AIM OF THE TASK -> Search term "title": copy each line of the records that contains it.

━━━━━ DATA EXTRACT

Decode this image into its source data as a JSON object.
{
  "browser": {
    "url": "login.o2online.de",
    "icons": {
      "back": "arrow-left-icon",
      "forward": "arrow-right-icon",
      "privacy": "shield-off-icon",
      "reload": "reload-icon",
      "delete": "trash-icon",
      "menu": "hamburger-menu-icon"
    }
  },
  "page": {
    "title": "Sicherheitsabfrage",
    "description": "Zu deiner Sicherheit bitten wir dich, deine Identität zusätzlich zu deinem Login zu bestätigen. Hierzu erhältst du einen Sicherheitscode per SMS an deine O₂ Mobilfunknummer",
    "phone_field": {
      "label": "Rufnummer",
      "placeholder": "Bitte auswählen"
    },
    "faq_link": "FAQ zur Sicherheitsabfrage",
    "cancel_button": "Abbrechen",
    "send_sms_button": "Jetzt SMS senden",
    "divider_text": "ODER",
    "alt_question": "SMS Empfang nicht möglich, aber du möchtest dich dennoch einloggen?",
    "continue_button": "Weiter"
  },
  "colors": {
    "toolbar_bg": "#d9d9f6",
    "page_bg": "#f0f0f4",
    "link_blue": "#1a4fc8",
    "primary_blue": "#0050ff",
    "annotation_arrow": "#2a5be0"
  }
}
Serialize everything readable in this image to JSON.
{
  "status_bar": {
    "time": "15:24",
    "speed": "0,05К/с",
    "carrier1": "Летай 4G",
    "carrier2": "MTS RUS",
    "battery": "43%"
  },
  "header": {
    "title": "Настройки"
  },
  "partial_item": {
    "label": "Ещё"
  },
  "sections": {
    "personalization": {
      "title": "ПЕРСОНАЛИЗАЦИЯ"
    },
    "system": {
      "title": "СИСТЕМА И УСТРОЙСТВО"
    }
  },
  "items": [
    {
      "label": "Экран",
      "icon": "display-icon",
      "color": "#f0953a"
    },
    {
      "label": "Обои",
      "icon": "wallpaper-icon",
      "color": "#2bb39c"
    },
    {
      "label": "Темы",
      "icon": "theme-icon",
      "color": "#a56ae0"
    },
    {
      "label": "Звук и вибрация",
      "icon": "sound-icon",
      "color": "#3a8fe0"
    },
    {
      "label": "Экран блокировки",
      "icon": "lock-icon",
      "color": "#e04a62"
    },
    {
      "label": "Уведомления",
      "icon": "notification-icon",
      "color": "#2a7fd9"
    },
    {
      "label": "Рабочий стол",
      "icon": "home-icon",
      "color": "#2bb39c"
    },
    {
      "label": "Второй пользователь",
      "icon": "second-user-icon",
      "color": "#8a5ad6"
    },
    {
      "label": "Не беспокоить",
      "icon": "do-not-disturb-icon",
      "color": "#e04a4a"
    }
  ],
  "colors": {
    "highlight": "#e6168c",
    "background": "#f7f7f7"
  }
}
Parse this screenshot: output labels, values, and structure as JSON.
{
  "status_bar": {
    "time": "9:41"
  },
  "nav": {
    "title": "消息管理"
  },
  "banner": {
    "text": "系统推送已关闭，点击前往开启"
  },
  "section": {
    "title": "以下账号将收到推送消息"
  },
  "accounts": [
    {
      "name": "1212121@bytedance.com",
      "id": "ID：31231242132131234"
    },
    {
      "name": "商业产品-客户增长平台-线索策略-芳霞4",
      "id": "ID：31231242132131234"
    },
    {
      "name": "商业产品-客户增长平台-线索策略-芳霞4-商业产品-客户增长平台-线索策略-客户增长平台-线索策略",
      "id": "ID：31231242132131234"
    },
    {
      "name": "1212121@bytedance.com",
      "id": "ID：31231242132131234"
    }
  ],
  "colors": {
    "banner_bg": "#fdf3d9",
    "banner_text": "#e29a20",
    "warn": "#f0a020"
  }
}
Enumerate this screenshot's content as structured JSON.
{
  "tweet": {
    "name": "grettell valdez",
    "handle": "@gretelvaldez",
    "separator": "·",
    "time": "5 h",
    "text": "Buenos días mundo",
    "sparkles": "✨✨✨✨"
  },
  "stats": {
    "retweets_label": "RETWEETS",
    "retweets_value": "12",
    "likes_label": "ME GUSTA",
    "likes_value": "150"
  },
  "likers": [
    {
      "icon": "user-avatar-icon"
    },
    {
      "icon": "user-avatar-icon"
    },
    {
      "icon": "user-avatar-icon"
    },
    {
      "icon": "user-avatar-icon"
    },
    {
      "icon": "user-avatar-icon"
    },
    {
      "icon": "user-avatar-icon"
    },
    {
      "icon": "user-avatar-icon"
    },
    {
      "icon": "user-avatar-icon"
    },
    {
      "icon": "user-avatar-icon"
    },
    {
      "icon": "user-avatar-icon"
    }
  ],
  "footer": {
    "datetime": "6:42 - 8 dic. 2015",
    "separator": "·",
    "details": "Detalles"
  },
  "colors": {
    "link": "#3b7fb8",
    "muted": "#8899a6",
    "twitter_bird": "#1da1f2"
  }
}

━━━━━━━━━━

TASK RESULT ->
    "title": "Sicherheitsabfrage",
    "title": "Настройки"
      "title": "ПЕРСОНАЛИЗАЦИЯ"
      "title": "СИСТЕМА И УСТРОЙСТВО"
    "title": "消息管理"
    "title": "以下账号将收到推送消息"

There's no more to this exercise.